*** Block opens ***

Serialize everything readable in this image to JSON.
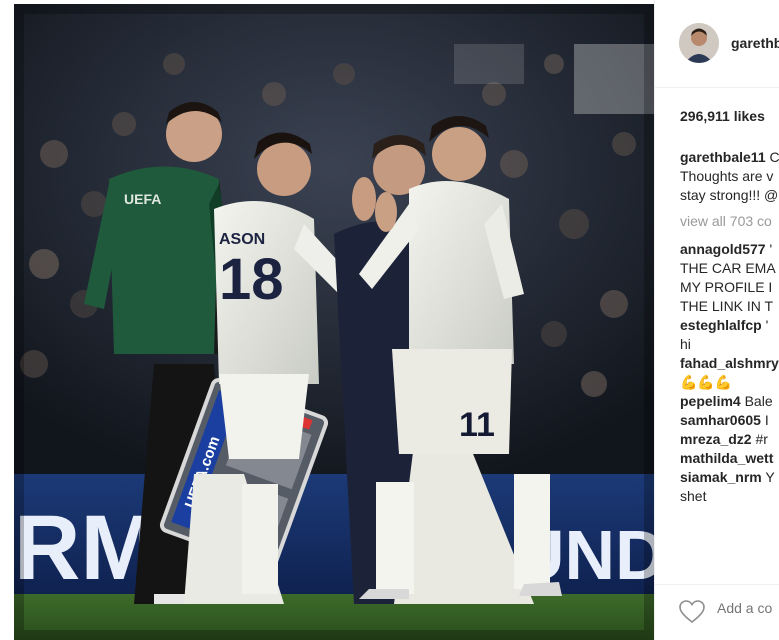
{
  "post": {
    "username": "garethb",
    "likes": "296,911 likes",
    "caption": {
      "user": "gareth bale11",
      "user_display": "garethbale11",
      "line1_rest": " C",
      "line2": "Thoughts are v",
      "line3": "stay strong!!! @"
    },
    "view_all": "view all 703 co",
    "comments": [
      {
        "user": "annagold577",
        "text": " '",
        "extra": [
          "THE CAR EMA",
          "MY PROFILE I",
          "THE LINK IN T"
        ]
      },
      {
        "user": "esteghlalfcp",
        "text": " '",
        "extra": [
          "hi"
        ]
      },
      {
        "user": "fahad_alshmry",
        "text": "",
        "extra": [
          "💪💪💪"
        ]
      },
      {
        "user": "pepelim4",
        "text": " Bale",
        "extra": []
      },
      {
        "user": "samhar0605",
        "text": " I",
        "extra": []
      },
      {
        "user": "mreza_dz2",
        "text": " #r",
        "extra": []
      },
      {
        "user": "mathilda_wett",
        "text": "",
        "extra": []
      },
      {
        "user": "siamak_nrm",
        "text": " Y",
        "extra": [
          "shet"
        ]
      }
    ],
    "add_comment_placeholder": "Add a co"
  },
  "photo": {
    "jersey_number_left": "18",
    "jersey_number_right": "11",
    "board_label": "UEFA.com",
    "ad_board_left": "RMO",
    "ad_board_right": "UND",
    "badge_text": "UEFA",
    "name_on_shirt": "ASON"
  }
}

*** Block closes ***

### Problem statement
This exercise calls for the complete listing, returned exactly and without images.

### Answer area
Serialize everything readable in this image to JSON.
{
  "post": {
    "username": "garethb",
    "likes": "296,911 likes",
    "caption": {
      "user": "gareth bale11",
      "user_display": "garethbale11",
      "line1_rest": " C",
      "line2": "Thoughts are v",
      "line3": "stay strong!!! @"
    },
    "view_all": "view all 703 co",
    "comments": [
      {
        "user": "annagold577",
        "text": " '",
        "extra": [
          "THE CAR EMA",
          "MY PROFILE I",
          "THE LINK IN T"
        ]
      },
      {
        "user": "esteghlalfcp",
        "text": " '",
        "extra": [
          "hi"
        ]
      },
      {
        "user": "fahad_alshmry",
        "text": "",
        "extra": [
          "💪💪💪"
        ]
      },
      {
        "user": "pepelim4",
        "text": " Bale",
        "extra": []
      },
      {
        "user": "samhar0605",
        "text": " I",
        "extra": []
      },
      {
        "user": "mreza_dz2",
        "text": " #r",
        "extra": []
      },
      {
        "user": "mathilda_wett",
        "text": "",
        "extra": []
      },
      {
        "user": "siamak_nrm",
        "text": " Y",
        "extra": [
          "shet"
        ]
      }
    ],
    "add_comment_placeholder": "Add a co"
  },
  "photo": {
    "jersey_number_left": "18",
    "jersey_number_right": "11",
    "board_label": "UEFA.com",
    "ad_board_left": "RMO",
    "ad_board_right": "UND",
    "badge_text": "UEFA",
    "name_on_shirt": "ASON"
  }
}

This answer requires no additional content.